** The problem **
Print the records below exactly; all of them are needed.

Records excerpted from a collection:
+---+
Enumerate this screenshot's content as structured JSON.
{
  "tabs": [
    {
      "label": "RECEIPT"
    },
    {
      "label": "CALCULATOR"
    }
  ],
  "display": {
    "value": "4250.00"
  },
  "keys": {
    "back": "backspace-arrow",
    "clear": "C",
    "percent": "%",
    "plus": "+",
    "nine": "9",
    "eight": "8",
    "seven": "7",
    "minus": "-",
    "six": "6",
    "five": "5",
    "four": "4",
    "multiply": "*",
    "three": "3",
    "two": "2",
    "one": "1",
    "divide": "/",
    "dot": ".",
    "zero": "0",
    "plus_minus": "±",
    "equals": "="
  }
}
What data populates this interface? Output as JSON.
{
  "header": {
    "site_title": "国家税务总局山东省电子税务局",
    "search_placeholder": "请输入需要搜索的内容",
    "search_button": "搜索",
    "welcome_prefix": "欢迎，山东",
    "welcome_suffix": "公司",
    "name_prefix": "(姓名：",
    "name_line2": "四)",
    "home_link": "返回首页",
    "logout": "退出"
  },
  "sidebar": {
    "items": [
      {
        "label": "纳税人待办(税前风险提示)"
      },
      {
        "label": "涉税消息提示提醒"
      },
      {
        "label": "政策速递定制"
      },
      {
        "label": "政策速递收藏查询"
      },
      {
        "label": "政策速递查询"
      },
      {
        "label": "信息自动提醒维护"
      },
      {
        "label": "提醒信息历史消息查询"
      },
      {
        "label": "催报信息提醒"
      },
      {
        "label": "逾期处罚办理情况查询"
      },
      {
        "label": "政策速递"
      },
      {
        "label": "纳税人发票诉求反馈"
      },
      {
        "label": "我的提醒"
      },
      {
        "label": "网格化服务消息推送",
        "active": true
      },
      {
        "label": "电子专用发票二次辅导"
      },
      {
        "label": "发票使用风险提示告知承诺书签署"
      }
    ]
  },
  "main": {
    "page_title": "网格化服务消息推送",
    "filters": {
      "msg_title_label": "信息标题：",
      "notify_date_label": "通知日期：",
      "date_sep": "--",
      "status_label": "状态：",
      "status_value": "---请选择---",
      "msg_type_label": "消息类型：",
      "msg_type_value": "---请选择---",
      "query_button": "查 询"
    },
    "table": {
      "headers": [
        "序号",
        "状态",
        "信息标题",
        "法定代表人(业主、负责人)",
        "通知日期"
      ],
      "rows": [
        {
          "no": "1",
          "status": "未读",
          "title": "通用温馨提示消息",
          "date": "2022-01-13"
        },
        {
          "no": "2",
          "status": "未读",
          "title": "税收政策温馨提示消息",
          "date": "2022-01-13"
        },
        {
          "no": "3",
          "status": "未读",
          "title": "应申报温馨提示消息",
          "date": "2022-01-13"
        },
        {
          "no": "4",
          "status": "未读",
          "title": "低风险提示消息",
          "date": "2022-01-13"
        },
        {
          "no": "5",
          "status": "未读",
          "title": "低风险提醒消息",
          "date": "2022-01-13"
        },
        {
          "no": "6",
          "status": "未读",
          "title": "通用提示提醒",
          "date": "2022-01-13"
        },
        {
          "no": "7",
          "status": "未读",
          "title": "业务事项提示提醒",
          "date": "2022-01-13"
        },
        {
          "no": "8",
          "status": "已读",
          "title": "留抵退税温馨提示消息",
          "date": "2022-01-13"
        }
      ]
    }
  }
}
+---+
** Problem solution **
Enumerate this screenshot's content as structured JSON.
{
  "tabs": [
    {
      "label": "RECEIPT"
    },
    {
      "label": "CALCULATOR"
    }
  ],
  "display": {
    "value": "4250.00"
  },
  "keys": {
    "back": "backspace-arrow",
    "clear": "C",
    "percent": "%",
    "plus": "+",
    "nine": "9",
    "eight": "8",
    "seven": "7",
    "minus": "-",
    "six": "6",
    "five": "5",
    "four": "4",
    "multiply": "*",
    "three": "3",
    "two": "2",
    "one": "1",
    "divide": "/",
    "dot": ".",
    "zero": "0",
    "plus_minus": "±",
    "equals": "="
  }
}
What data populates this interface? Output as JSON.
{
  "header": {
    "site_title": "国家税务总局山东省电子税务局",
    "search_placeholder": "请输入需要搜索的内容",
    "search_button": "搜索",
    "welcome_prefix": "欢迎，山东",
    "welcome_suffix": "公司",
    "name_prefix": "(姓名：",
    "name_line2": "四)",
    "home_link": "返回首页",
    "logout": "退出"
  },
  "sidebar": {
    "items": [
      {
        "label": "纳税人待办(税前风险提示)"
      },
      {
        "label": "涉税消息提示提醒"
      },
      {
        "label": "政策速递定制"
      },
      {
        "label": "政策速递收藏查询"
      },
      {
        "label": "政策速递查询"
      },
      {
        "label": "信息自动提醒维护"
      },
      {
        "label": "提醒信息历史消息查询"
      },
      {
        "label": "催报信息提醒"
      },
      {
        "label": "逾期处罚办理情况查询"
      },
      {
        "label": "政策速递"
      },
      {
        "label": "纳税人发票诉求反馈"
      },
      {
        "label": "我的提醒"
      },
      {
        "label": "网格化服务消息推送",
        "active": true
      },
      {
        "label": "电子专用发票二次辅导"
      },
      {
        "label": "发票使用风险提示告知承诺书签署"
      }
    ]
  },
  "main": {
    "page_title": "网格化服务消息推送",
    "filters": {
      "msg_title_label": "信息标题：",
      "notify_date_label": "通知日期：",
      "date_sep": "--",
      "status_label": "状态：",
      "status_value": "---请选择---",
      "msg_type_label": "消息类型：",
      "msg_type_value": "---请选择---",
      "query_button": "查 询"
    },
    "table": {
      "headers": [
        "序号",
        "状态",
        "信息标题",
        "法定代表人(业主、负责人)",
        "通知日期"
      ],
      "rows": [
        {
          "no": "1",
          "status": "未读",
          "title": "通用温馨提示消息",
          "date": "2022-01-13"
        },
        {
          "no": "2",
          "status": "未读",
          "title": "税收政策温馨提示消息",
          "date": "2022-01-13"
        },
        {
          "no": "3",
          "status": "未读",
          "title": "应申报温馨提示消息",
          "date": "2022-01-13"
        },
        {
          "no": "4",
          "status": "未读",
          "title": "低风险提示消息",
          "date": "2022-01-13"
        },
        {
          "no": "5",
          "status": "未读",
          "title": "低风险提醒消息",
          "date": "2022-01-13"
        },
        {
          "no": "6",
          "status": "未读",
          "title": "通用提示提醒",
          "date": "2022-01-13"
        },
        {
          "no": "7",
          "status": "未读",
          "title": "业务事项提示提醒",
          "date": "2022-01-13"
        },
        {
          "no": "8",
          "status": "已读",
          "title": "留抵退税温馨提示消息",
          "date": "2022-01-13"
        }
      ]
    }
  }
}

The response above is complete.